ASSIGNMENT: Please copy each line in the records below that contains the string "SetPosPrinter".
BEGIN EXTRACTED DATA
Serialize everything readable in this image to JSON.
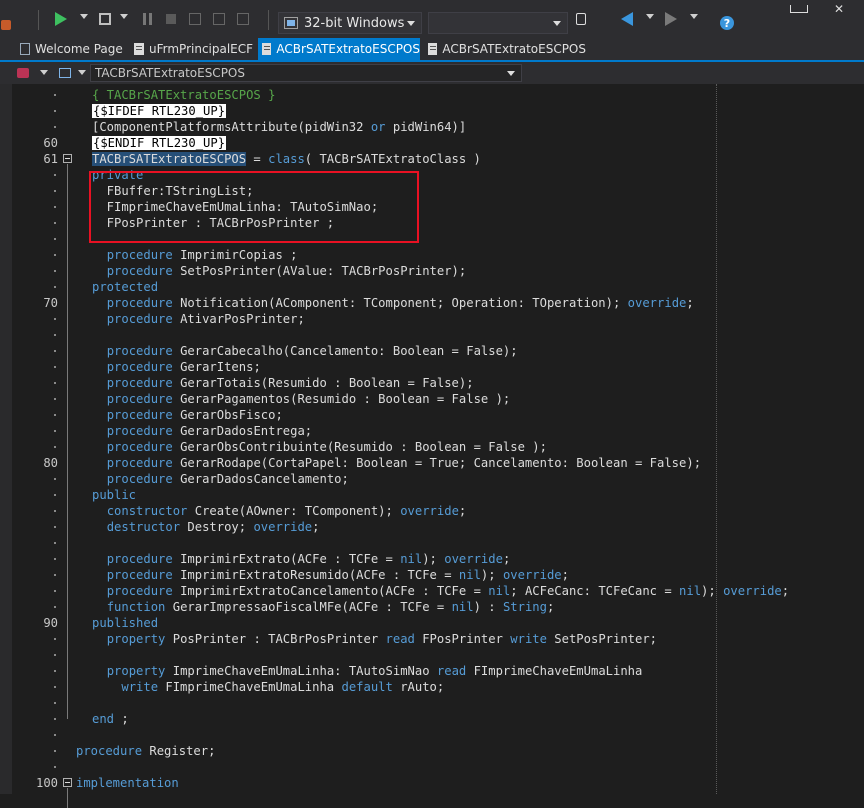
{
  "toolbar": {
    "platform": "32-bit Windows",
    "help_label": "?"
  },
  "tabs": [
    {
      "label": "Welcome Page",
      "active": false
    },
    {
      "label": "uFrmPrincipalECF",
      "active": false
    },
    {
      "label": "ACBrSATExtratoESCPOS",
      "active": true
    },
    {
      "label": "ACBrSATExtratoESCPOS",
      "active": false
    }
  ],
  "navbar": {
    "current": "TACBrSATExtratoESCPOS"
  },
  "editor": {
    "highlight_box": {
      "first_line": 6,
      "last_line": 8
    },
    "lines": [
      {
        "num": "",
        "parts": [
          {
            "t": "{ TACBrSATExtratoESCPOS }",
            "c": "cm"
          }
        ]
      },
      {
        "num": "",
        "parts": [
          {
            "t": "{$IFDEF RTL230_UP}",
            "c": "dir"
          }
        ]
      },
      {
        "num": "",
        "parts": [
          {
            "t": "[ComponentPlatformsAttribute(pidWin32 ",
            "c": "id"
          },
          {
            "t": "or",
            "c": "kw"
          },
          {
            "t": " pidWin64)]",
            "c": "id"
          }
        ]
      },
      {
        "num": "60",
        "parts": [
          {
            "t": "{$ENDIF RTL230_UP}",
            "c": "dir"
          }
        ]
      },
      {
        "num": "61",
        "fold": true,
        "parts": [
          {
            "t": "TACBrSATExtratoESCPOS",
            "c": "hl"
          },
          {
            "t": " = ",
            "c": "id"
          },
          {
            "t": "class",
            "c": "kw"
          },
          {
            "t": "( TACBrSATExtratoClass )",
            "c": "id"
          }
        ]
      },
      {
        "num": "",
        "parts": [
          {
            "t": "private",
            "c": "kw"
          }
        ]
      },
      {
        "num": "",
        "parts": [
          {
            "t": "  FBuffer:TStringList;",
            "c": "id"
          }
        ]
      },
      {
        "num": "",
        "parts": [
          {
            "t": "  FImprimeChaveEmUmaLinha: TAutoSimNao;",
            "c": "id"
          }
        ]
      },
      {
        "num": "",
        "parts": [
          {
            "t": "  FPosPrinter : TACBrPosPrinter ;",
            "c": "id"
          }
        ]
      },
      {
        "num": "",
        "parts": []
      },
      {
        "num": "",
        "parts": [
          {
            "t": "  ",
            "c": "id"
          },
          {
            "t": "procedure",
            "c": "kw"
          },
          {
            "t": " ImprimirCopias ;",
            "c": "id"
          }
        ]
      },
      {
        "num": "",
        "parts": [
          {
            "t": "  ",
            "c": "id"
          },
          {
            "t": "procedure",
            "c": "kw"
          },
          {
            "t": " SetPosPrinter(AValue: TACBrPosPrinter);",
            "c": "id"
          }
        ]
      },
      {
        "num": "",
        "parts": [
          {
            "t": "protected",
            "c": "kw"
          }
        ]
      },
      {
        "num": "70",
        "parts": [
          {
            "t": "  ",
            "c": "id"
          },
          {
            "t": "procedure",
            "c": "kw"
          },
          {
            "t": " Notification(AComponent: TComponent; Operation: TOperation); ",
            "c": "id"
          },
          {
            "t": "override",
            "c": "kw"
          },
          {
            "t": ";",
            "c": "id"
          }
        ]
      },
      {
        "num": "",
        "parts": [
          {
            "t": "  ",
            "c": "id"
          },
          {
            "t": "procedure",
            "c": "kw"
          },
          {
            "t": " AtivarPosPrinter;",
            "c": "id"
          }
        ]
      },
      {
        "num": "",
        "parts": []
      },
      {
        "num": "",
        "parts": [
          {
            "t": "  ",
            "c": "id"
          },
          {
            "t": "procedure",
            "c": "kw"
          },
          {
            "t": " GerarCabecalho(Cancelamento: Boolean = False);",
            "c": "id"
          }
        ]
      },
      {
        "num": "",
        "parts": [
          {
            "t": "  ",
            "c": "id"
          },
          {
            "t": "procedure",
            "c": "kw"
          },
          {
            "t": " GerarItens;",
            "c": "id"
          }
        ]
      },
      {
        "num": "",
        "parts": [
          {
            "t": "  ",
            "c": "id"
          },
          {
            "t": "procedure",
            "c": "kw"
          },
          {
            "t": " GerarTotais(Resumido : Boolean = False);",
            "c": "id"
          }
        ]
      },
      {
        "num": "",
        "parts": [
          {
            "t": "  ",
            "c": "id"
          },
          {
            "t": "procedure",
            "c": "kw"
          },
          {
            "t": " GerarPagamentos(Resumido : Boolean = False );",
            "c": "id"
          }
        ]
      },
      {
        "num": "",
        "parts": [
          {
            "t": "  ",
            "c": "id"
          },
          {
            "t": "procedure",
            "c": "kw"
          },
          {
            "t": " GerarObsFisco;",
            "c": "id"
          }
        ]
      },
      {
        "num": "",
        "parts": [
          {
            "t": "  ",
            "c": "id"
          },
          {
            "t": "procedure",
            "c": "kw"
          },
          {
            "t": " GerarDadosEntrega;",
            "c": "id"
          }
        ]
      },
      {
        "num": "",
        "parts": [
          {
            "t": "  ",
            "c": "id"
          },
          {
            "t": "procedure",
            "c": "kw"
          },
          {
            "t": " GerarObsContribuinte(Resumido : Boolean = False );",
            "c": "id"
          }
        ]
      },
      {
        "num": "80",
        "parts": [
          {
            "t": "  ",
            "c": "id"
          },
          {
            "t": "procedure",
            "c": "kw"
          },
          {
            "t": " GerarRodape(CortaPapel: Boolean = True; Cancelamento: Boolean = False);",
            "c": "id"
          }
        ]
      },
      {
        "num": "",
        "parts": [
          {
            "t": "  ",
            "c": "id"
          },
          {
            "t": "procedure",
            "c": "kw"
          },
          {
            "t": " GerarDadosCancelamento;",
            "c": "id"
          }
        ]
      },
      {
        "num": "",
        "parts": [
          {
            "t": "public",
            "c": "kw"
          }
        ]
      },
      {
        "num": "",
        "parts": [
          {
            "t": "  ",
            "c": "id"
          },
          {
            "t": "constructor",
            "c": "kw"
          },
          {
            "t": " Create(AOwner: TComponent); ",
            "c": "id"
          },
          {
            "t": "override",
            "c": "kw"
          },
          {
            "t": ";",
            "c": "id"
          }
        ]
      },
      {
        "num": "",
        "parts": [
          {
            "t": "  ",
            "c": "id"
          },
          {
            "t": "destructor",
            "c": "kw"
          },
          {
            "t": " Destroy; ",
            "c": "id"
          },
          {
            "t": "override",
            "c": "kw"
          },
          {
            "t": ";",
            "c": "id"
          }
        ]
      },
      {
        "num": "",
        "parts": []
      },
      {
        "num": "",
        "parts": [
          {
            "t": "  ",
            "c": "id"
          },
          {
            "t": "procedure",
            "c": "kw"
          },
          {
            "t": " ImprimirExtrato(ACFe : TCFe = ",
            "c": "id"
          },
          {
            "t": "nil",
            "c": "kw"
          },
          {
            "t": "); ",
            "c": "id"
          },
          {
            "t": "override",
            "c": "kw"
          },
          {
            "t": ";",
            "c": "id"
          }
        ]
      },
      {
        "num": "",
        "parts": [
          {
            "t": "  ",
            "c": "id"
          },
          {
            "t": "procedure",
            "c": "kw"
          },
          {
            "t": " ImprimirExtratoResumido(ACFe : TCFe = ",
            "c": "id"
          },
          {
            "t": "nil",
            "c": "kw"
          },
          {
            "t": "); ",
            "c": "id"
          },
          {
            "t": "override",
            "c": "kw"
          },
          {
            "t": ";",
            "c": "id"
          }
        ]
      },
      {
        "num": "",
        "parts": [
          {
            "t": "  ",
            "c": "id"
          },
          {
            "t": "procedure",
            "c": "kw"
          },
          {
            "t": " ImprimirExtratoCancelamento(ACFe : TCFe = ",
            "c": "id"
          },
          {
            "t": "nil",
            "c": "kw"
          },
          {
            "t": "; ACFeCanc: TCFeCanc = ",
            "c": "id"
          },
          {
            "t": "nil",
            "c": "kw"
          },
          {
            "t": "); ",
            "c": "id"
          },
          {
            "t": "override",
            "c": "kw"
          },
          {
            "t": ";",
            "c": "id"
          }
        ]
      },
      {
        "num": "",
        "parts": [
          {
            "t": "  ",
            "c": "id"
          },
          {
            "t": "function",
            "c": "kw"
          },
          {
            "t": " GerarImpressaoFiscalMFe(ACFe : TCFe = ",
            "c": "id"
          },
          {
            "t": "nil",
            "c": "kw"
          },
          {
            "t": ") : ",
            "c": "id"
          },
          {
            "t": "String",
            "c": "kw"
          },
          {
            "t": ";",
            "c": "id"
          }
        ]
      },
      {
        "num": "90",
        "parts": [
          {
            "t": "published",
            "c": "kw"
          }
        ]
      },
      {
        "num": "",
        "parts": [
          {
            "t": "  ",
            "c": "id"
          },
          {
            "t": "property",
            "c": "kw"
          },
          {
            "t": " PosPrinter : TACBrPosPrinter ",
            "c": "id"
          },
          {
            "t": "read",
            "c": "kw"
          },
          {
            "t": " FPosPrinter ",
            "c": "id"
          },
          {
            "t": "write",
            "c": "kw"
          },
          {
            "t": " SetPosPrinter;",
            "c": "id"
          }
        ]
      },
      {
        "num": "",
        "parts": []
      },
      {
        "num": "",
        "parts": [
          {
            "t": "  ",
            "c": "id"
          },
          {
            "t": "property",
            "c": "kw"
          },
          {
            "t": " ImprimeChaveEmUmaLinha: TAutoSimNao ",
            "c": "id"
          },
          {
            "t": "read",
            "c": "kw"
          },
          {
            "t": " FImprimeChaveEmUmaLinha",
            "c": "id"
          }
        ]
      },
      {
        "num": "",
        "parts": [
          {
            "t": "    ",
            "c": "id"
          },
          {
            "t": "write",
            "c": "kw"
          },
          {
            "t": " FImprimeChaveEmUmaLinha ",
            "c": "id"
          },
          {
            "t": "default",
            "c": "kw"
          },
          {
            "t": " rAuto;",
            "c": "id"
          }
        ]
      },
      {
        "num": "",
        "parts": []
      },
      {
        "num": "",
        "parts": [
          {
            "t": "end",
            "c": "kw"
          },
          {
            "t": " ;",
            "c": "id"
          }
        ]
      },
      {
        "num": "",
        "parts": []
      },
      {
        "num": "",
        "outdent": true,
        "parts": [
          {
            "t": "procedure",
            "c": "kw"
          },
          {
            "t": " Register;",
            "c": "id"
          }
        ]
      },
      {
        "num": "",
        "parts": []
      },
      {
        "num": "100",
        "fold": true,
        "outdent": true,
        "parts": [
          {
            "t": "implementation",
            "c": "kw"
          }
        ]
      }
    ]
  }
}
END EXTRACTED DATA
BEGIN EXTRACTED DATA
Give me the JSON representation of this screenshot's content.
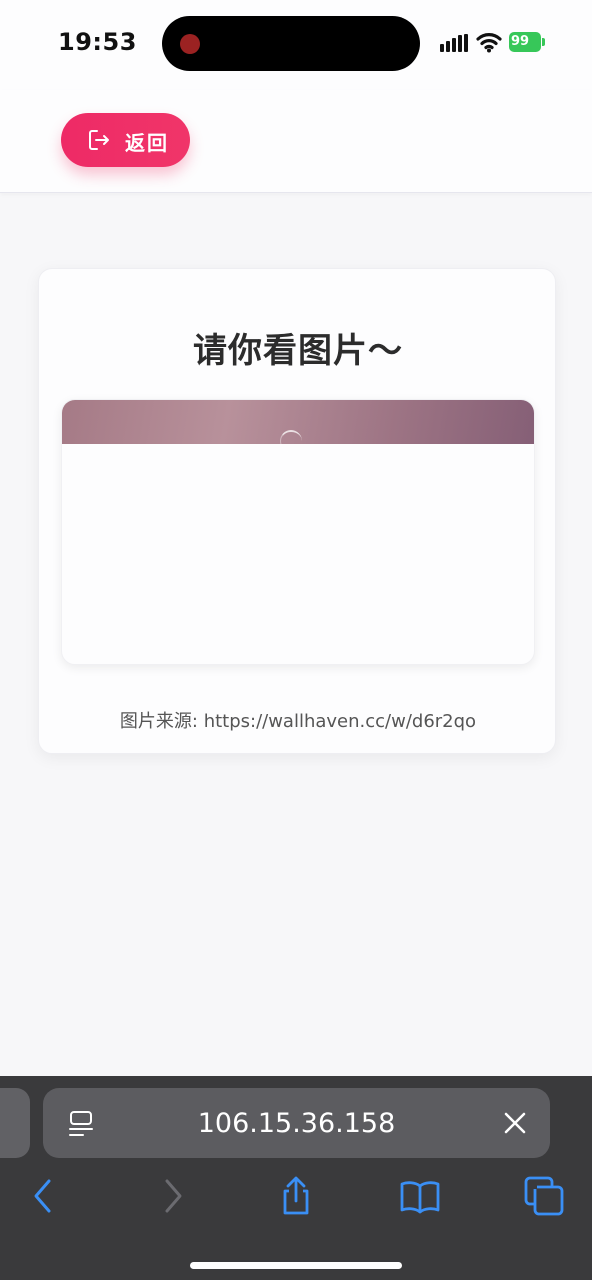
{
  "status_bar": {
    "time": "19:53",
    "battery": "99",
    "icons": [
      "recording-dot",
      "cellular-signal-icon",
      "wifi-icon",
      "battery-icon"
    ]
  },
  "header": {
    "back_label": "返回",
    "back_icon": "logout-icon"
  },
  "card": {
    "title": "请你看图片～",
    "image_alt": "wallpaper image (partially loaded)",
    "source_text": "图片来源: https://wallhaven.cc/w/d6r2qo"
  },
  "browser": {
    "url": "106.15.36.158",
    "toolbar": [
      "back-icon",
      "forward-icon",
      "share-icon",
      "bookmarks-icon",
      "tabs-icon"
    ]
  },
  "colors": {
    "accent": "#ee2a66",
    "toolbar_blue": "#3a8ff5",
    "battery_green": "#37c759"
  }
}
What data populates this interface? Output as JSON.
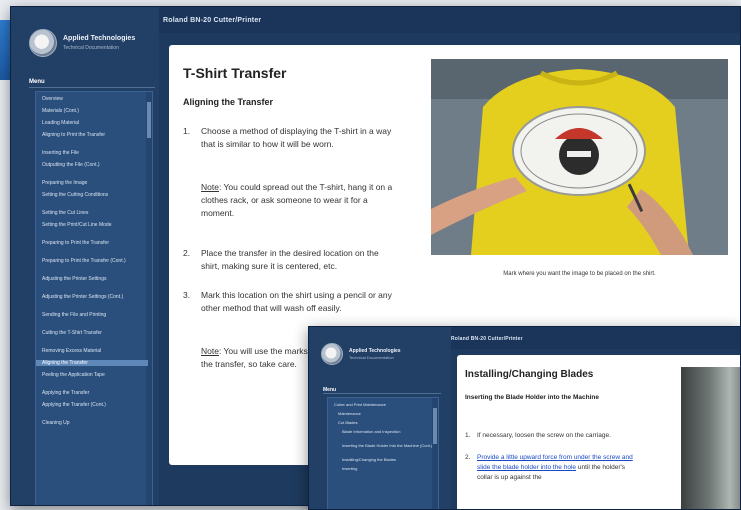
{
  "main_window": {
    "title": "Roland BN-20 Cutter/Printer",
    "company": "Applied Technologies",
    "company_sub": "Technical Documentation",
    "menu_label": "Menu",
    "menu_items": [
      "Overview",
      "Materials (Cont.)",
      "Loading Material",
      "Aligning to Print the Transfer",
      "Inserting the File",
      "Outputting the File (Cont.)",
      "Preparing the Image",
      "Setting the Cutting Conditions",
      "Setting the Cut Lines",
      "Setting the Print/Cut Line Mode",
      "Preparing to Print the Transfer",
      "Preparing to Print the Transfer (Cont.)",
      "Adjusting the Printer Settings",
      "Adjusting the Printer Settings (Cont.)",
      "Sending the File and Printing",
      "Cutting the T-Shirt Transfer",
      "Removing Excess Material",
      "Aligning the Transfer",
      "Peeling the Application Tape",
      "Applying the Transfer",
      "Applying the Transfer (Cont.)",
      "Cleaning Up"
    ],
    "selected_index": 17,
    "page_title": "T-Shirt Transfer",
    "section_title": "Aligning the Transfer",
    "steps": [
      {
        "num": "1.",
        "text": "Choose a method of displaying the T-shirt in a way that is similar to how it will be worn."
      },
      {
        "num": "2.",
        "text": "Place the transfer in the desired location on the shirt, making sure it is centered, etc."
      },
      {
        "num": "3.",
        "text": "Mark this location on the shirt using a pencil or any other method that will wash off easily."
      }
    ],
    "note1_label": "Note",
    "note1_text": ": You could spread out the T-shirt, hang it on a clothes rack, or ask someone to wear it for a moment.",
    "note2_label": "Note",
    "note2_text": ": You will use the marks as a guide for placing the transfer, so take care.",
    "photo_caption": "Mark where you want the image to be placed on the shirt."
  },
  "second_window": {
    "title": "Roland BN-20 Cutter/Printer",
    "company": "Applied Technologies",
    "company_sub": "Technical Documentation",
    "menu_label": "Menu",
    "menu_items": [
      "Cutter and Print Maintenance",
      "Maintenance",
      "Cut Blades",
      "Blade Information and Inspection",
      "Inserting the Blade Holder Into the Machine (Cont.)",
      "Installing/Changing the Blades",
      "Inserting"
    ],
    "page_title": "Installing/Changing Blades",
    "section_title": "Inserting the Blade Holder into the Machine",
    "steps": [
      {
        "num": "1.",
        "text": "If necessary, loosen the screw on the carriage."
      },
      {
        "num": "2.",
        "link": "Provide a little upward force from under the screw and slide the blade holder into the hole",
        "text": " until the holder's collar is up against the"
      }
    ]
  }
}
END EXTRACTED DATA
SOLUTION TO THE EXERCISE:
            "t": " SetPosPrinter(AValue: TACBrPosPrinter);",
            "t": " SetPosPrinter;",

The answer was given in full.